Once again ICM is modeling one of the worst man-made disasters of the 20th century – the catastrophic explosion and meltdown of the Number 4 nuclear reactor at Chernobyl in 1986 – an event that would impact most of the world in one fashion or another. That ICM has the boldness to create such a fascinating look at recent history in model form says a lot about this company’s choices of subject. The fact that they are continuing with this series says even more.
In the Chernobyl #1 set, we explored the sealing of the area and the first radiation checks by local authorities. In this set, we confront the conflagration itself, with firefighters taking the first steps to control the resultant fires caused by the explosion of the reactor. This set combines a large fire engine, four new firefighter figures, a bit of debris and a picturesque backdrop that duplicates the cover of the box.
First up is the assembly of the fire truck itself, which went together with few difficulties. Full engine and underbelly detail is included, as well as the rear control piping for the onboard water tank. Unfortunately, none of the equipment lockers or cab doors are designed to open, which is rather a shame as I would have liked to make a somewhat more active diorama that I was provided with. However, the truck itself is a complex enough build, as it comes with all the external equipment found on such a machine. A note here – one of the firefighters is carrying the rescue hook, which is also provided on the fire engine itself. If you want to be strictly accurate to the diorama, you’ll want to cut off the brackets and install them separately. I also noted that one of the firefighters on the kit box seemed to have nothing really to do and was holding his arms in an odd manner. Checking up on a hunch, I discovered that the figure is really meant to be unloading the small personnel ladder, as the arms were at exactly the right position for this. So if you want to use this figure in the same manner I did, don’t install the smaller ladder on the truck either. In order to paint the cabin first, I chose to leave the roof off initially, although the water cannon mounts to this. With careful assembly, however, you can assemble this and simply slip the cab roof under it when you’re done with the interior, as I did.

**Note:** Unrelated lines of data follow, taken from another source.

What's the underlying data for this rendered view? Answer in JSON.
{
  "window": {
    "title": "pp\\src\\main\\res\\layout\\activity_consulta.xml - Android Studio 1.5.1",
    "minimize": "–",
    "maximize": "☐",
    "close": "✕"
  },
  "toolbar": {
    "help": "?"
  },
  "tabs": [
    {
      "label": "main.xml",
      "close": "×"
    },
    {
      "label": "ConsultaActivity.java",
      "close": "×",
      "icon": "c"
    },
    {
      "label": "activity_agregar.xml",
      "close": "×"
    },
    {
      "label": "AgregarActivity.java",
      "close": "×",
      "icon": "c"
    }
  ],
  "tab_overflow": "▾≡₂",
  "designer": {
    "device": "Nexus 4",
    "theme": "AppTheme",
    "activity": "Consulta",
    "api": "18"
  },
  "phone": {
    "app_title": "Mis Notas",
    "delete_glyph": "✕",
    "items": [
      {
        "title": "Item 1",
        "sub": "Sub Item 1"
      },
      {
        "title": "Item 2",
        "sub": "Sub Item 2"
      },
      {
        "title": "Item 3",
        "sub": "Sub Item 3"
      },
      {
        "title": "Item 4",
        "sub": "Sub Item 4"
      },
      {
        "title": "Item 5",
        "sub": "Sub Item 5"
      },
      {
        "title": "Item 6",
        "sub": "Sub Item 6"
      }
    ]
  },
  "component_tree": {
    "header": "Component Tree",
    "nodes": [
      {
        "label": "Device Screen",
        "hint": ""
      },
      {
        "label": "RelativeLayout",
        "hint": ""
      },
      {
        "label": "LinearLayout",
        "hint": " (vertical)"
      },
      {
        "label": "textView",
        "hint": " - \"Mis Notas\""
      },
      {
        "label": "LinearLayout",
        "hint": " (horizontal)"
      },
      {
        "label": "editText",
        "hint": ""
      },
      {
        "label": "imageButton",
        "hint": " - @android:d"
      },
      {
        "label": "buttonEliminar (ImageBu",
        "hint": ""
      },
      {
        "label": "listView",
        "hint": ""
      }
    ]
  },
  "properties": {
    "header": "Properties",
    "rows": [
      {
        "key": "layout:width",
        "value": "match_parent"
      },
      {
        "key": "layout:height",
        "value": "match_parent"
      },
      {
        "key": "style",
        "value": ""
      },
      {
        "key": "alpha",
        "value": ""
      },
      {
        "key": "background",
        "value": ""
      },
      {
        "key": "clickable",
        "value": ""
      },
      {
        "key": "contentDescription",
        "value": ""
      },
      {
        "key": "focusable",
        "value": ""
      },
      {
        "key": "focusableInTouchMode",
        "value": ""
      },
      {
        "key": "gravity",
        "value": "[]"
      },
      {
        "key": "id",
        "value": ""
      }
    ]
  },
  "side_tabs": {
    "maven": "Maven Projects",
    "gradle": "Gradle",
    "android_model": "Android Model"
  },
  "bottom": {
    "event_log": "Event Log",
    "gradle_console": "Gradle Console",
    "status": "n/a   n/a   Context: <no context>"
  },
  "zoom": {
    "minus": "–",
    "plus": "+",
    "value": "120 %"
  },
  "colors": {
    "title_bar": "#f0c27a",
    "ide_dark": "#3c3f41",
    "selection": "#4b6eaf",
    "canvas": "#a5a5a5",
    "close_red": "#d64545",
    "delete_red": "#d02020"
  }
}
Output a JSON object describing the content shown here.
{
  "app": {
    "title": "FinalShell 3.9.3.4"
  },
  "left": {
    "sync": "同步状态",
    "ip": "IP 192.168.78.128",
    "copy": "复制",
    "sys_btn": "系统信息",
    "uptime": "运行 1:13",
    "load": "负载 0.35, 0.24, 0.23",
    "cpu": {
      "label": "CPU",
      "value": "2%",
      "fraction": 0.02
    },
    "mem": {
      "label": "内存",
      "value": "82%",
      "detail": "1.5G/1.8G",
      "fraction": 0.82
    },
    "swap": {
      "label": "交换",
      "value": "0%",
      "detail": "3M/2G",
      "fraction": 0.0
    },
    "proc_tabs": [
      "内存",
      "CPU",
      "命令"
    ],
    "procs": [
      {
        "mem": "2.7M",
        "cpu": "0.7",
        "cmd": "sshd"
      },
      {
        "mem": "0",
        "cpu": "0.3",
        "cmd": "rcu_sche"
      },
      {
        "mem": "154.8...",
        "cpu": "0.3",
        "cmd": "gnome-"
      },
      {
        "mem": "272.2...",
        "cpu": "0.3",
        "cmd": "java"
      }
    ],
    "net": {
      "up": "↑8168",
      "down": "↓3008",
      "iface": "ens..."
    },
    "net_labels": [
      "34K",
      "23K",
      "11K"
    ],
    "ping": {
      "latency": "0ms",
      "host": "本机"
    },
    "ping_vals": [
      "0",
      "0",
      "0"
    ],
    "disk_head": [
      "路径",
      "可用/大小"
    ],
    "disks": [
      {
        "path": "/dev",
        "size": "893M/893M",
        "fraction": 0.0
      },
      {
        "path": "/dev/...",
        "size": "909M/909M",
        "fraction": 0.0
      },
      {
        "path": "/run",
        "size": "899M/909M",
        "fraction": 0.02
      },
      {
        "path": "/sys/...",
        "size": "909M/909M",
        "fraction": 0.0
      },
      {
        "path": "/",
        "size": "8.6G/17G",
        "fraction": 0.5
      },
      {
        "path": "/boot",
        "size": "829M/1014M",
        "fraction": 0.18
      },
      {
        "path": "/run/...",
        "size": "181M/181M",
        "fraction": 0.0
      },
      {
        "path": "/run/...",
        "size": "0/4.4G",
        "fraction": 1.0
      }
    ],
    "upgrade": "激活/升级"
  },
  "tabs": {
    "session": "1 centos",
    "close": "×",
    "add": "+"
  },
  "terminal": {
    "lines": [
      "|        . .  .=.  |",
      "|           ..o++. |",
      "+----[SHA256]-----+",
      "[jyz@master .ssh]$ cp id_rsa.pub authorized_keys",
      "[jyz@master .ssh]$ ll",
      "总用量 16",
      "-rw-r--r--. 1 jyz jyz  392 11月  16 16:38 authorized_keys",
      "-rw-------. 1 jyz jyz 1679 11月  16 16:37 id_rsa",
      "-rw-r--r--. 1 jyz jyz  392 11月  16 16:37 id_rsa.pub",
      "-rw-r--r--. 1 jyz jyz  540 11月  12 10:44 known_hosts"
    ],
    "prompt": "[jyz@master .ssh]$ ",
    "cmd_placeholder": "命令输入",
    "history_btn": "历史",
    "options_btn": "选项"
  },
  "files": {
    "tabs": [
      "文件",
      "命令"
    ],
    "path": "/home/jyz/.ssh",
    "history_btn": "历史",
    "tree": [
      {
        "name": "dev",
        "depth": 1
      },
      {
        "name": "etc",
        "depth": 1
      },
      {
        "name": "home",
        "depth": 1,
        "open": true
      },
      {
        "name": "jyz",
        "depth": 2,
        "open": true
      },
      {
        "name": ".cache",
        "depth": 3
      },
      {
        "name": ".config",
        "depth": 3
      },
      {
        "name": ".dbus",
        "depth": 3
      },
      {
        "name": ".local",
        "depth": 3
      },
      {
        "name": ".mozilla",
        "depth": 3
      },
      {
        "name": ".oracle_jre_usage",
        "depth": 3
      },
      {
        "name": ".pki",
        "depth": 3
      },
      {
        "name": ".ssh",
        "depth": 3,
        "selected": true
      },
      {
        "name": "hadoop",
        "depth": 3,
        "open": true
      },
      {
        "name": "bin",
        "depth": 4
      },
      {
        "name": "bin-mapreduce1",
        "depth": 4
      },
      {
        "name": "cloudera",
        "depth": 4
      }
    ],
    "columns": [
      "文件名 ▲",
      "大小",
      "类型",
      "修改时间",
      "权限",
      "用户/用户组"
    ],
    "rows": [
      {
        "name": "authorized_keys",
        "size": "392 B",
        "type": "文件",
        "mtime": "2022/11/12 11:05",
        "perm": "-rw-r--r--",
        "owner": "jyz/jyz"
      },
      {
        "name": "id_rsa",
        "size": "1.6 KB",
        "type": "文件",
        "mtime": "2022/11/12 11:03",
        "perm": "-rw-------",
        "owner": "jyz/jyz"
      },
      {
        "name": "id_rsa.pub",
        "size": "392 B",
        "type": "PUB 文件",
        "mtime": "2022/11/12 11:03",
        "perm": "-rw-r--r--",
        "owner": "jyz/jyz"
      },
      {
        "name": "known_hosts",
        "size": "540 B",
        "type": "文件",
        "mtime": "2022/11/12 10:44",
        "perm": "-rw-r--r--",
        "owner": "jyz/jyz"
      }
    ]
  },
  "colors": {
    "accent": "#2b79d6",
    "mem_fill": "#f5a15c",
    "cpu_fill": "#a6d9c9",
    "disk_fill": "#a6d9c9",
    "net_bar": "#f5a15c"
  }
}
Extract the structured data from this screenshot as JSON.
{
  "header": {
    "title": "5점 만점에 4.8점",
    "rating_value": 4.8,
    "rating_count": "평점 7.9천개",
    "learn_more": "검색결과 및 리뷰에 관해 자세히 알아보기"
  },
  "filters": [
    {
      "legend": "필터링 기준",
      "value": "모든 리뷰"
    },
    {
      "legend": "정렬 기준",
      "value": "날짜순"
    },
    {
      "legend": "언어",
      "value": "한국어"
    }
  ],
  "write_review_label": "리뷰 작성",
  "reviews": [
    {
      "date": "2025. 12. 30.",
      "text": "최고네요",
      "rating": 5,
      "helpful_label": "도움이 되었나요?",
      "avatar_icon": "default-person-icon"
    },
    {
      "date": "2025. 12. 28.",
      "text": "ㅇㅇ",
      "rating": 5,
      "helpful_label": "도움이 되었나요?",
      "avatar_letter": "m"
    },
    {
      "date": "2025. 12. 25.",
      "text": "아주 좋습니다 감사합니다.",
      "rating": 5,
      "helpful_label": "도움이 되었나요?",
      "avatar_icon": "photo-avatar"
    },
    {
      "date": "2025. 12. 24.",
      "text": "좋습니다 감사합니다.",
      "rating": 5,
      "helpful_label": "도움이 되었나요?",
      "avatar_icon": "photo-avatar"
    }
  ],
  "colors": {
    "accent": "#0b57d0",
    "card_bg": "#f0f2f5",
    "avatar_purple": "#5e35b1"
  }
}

Painting the fire engine exterior is an involved affair, as it has an interesting two-tone finish plus a black chassis. The kit doesn’t provide any masks, so care should be taken at this point as it’s easy to screw it up. There were also some discrepancies between the kit cover and the instructions, as the instructions show the wheels with white sidewalls. Inspection of a number of online pictures dissuaded me from adding this feature, as it is apparently rare. I chose to keep weathering to a minimum, as most fire departments maintain their machines in meticulous order. In keeping with the topic of the kit, the markings for the 2nd and 6th Fire Departments from the nearby city of Pripyat are included. These are the departments which initially responded to the emergency.
Moving on to the figures, four firefighters are included – one manning the hose, one adjusting the hose pressure, one carrying the rescue hook and the last one removing a ladder from the fire engine. All are well molded with excellent equipment and clear face shields – four raised and four lowered, so you have a range of options. Because of the complexity of the firefighting equipment, you might want to do the assembly in stages. For the three figures with oxygen systems, for instance, I found it easier to put these on the figures before installing the heads. I also painted the helmets separately and attached them after the rest of the figures were painted.
The painting instructions were surprisingly poor, and I once again resorted to the internet to see Russian firefighters in all their glory. I noted that there is no mention anywhere of the reflective strips that almost all firefighters worldwide wear on their gear, and which were clearly visible on all the pictures online. These added a little additional interest to the figures. It is also good to note that even with Russian firefighters, there’s a fair amount of variation in the protective gear colors. These seemed to be close to what I could find in relation to Chernobyl.
Small bits of rubble are included with the figures, and I am sorry to say that literally every piece came with an annoying pin mark right in the middle of the most awkward location possible. A little filling and sanding fixed these, but really . . . quite annoying. If you’re going to go whole hog on a diorama for this, you might supplement these with appropriate chunks of plaster or molded brick.
Lastly, in setting up the scene, ICM supplies a small piece of rubber tubing to attach the firefighter handling the hose spout to the truck. This piece of rubber was far too stiff to permit any drape, so I simply substituted a piece of appropriate solder bent to a natural shape as substitute.
The diorama backdrop is brilliantly printed and does a wonderful job of depicting the hellscape that confronted these brave firefighters. With all the pieces from the kit appropriately arranged, a lovely full scene was the result. Fascinating!
All in all, this is a remarkable kit with excellent quality and value, plus the sheer audacity of the concept itself leaves me somewhat agog. I highly recommend it to anyone interested in this period in history (or who lived through it). You will not be disappointed. My thanks to ICM for continuing the knock my socks off and to IPMS/USA for letting me take another shot at this incredible series. Stay safe, everyone, and happy modeling!